But don’t tell Chen that.
“I just really like (Westbrook’s) attitude,” Chen said in a recent Wall Street Journal article. “It’s something I try to emulate on the ice. Ignore the distraction, and go do what you want.”
As for James, Chen tries to be just as consistent in his routine as the 14-time all-star is on the court. James is a three-time Olympic medalist himself.
“He’s the GOAT,” Chen said in the interview. “Just year after year after year, game after game, he’s consistently amazing. That consistency is something I strive for. It’s really inspiring for me to watch that.”
Chen, who has a chance at 18 years old to become one of the youngest ever men’s individual figure skating Olympic champions, told the Wall Street Journal he’s loved the NBA since he was child. He said he still follows the league consistently, both watching games and getting updates on his phone. (Once, he streamed a game on his phone under the dinner table. The youngest of five siblings still hasn’t lived it down.)

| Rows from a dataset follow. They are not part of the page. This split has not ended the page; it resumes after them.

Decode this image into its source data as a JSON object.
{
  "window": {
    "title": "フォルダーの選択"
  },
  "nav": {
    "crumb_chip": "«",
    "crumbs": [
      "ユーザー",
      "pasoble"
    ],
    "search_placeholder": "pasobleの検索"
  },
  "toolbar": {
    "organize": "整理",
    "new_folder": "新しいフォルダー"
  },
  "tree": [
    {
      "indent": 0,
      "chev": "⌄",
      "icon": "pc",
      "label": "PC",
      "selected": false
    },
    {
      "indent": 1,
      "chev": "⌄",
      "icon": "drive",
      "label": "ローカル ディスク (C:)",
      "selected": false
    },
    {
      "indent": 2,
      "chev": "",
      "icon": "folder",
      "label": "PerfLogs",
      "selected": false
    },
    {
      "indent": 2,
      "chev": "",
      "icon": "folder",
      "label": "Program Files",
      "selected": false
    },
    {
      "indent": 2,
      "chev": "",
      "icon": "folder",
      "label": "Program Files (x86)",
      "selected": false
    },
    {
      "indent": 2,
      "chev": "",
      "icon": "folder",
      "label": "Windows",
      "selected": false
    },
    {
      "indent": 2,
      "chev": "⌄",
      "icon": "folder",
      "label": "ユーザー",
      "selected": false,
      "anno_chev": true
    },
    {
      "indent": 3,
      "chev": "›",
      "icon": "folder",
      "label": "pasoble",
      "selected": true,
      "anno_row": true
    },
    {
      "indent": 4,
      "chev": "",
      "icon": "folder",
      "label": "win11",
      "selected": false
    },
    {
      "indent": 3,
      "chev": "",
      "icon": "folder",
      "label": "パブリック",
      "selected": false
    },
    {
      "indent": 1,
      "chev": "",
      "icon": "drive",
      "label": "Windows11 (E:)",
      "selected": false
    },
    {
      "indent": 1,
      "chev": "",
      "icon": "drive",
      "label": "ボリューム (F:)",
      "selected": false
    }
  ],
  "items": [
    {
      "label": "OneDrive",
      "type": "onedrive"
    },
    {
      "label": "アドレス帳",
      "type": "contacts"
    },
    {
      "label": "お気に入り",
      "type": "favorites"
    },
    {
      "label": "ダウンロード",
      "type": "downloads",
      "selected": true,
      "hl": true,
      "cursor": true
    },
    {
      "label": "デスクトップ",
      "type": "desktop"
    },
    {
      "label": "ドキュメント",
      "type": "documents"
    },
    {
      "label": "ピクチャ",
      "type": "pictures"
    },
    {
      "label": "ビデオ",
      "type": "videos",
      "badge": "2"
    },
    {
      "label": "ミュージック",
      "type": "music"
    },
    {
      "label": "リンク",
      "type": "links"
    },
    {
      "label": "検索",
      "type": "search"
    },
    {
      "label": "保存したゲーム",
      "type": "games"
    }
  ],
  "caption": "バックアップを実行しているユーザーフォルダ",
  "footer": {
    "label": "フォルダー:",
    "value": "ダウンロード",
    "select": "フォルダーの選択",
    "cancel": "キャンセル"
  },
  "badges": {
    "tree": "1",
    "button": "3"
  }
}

Chen told the Journal that he has a subscription to NBA League Pass, which allows him to watch games across the globe, regardless of where he’s competing.
“Partially to zone out, and partially for fun,” Chen said in the interview about keeping up with the league. “Netflix isn’t available internationally all the time. But the NBA is. It’s nice to have something that feels like home.”
Chen, however, recently encountered a problem. He told the Journal he’s been trying to avoid social media distractions. His solution? Creating a new, secret Twitter account where he solely collects NBA information.
“Stay away from all the skating drama,” Chen said, “and follow what I want.”
Chen grew up in Salt Lake City, host of the 2002 Winter Olympics, and said in the interview that he’s a long-time Utah Jazz fan. The Jazz even congratulated Chen following his second national championship win at the U.S. Figure Skating Championships on Jan. 6.
After winning the U.S. Championships in San Jose, Calif., Chen attended a Warriors game, where he sat behind Golden State’s bench and had an opportunity to meet star guard Steph Curry, according to the Journal’s report.
“He’s just a god,” Chen said about Curry. “Not from this planet.”
Chen’s schedule in PyeongChang opened with a rough performance as he finished fourth in the men’s short program phase of the team event. Chen and the U.S. team went on to win a bronze medal.
“Honestly, just let myself down,” Chen said following that competition. “‘Let the team down’ was the first thing I thought. Definitely not a representation of who I am and what I can do. Definitely need to work harder for the next couple of days.”
Chen, however, still has a chance at gold in the individual men’s event. He’s viewed as a contender for the top spot on the podium.
“I just need to go over everything I did well and wrong,” Chen said in an interview following his team event performance. “Try to fix the things I did wrong and make sure I clean things up.”